(Web page and app entries)
※ ※ ※

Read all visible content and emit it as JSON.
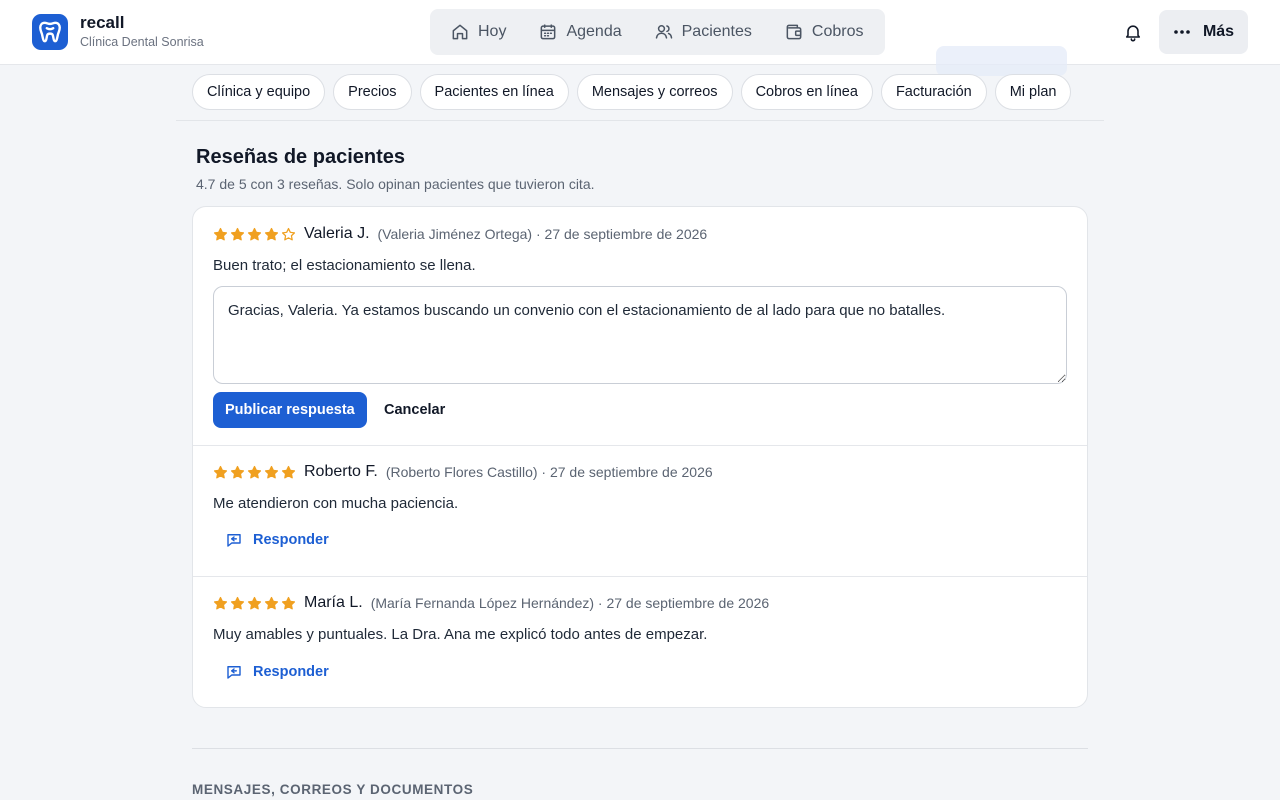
{
  "app": {
    "name": "recall",
    "clinic": "Clínica Dental Sonrisa"
  },
  "nav": [
    {
      "label": "Hoy",
      "icon": "home-icon"
    },
    {
      "label": "Agenda",
      "icon": "calendar-icon"
    },
    {
      "label": "Pacientes",
      "icon": "users-icon"
    },
    {
      "label": "Cobros",
      "icon": "wallet-icon"
    }
  ],
  "header": {
    "more_label": "Más",
    "bell_icon": "bell-icon",
    "more_icon": "dots-icon"
  },
  "tabs": [
    "Clínica y equipo",
    "Precios",
    "Pacientes en línea",
    "Mensajes y correos",
    "Cobros en línea",
    "Facturación",
    "Mi plan"
  ],
  "reviews_section": {
    "title": "Reseñas de pacientes",
    "subtitle": "4.7 de 5 con 3 reseñas. Solo opinan pacientes que tuvieron cita."
  },
  "reviews": [
    {
      "rating": 4,
      "name": "Valeria J.",
      "meta": "(Valeria Jiménez Ortega) · 27 de septiembre de 2026",
      "text": "Buen trato; el estacionamiento se llena.",
      "reply_draft": "Gracias, Valeria. Ya estamos buscando un convenio con el estacionamiento de al lado para que no batalles.",
      "publish_label": "Publicar respuesta",
      "cancel_label": "Cancelar"
    },
    {
      "rating": 5,
      "name": "Roberto F.",
      "meta": "(Roberto Flores Castillo) · 27 de septiembre de 2026",
      "text": "Me atendieron con mucha paciencia.",
      "reply_label": "Responder"
    },
    {
      "rating": 5,
      "name": "María L.",
      "meta": "(María Fernanda López Hernández) · 27 de septiembre de 2026",
      "text": "Muy amables y puntuales. La Dra. Ana me explicó todo antes de empezar.",
      "reply_label": "Responder"
    }
  ],
  "next_section": {
    "title": "MENSAJES, CORREOS Y DOCUMENTOS"
  },
  "colors": {
    "accent": "#1d5fd3",
    "star": "#f0a020",
    "background": "#f3f5f8"
  }
}
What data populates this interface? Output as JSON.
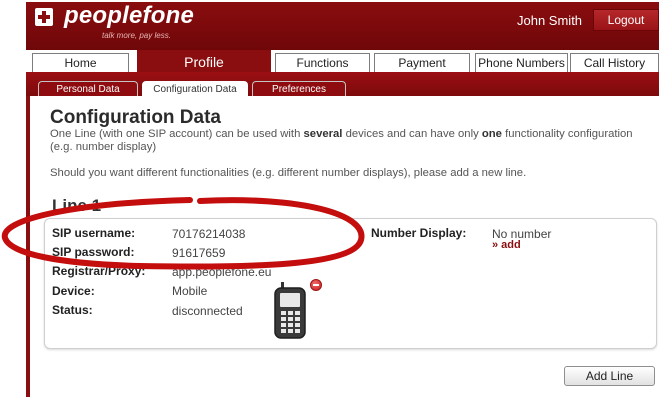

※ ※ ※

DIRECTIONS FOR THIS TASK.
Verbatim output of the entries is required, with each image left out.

EXERCISE ANSWER.
Read all visible content and emit it as JSON.
{
  "app": {
    "name": "recall",
    "clinic": "Clínica Dental Sonrisa"
  },
  "nav": [
    {
      "label": "Hoy",
      "icon": "home-icon"
    },
    {
      "label": "Agenda",
      "icon": "calendar-icon"
    },
    {
      "label": "Pacientes",
      "icon": "users-icon"
    },
    {
      "label": "Cobros",
      "icon": "wallet-icon"
    }
  ],
  "header": {
    "more_label": "Más",
    "bell_icon": "bell-icon",
    "more_icon": "dots-icon"
  },
  "tabs": [
    "Clínica y equipo",
    "Precios",
    "Pacientes en línea",
    "Mensajes y correos",
    "Cobros en línea",
    "Facturación",
    "Mi plan"
  ],
  "reviews_section": {
    "title": "Reseñas de pacientes",
    "subtitle": "4.7 de 5 con 3 reseñas. Solo opinan pacientes que tuvieron cita."
  },
  "reviews": [
    {
      "rating": 4,
      "name": "Valeria J.",
      "meta": "(Valeria Jiménez Ortega) · 27 de septiembre de 2026",
      "text": "Buen trato; el estacionamiento se llena.",
      "reply_draft": "Gracias, Valeria. Ya estamos buscando un convenio con el estacionamiento de al lado para que no batalles.",
      "publish_label": "Publicar respuesta",
      "cancel_label": "Cancelar"
    },
    {
      "rating": 5,
      "name": "Roberto F.",
      "meta": "(Roberto Flores Castillo) · 27 de septiembre de 2026",
      "text": "Me atendieron con mucha paciencia.",
      "reply_label": "Responder"
    },
    {
      "rating": 5,
      "name": "María L.",
      "meta": "(María Fernanda López Hernández) · 27 de septiembre de 2026",
      "text": "Muy amables y puntuales. La Dra. Ana me explicó todo antes de empezar.",
      "reply_label": "Responder"
    }
  ],
  "next_section": {
    "title": "MENSAJES, CORREOS Y DOCUMENTOS"
  },
  "colors": {
    "accent": "#1d5fd3",
    "star": "#f0a020",
    "background": "#f3f5f8"
  }
}
What data populates this interface? Output as JSON.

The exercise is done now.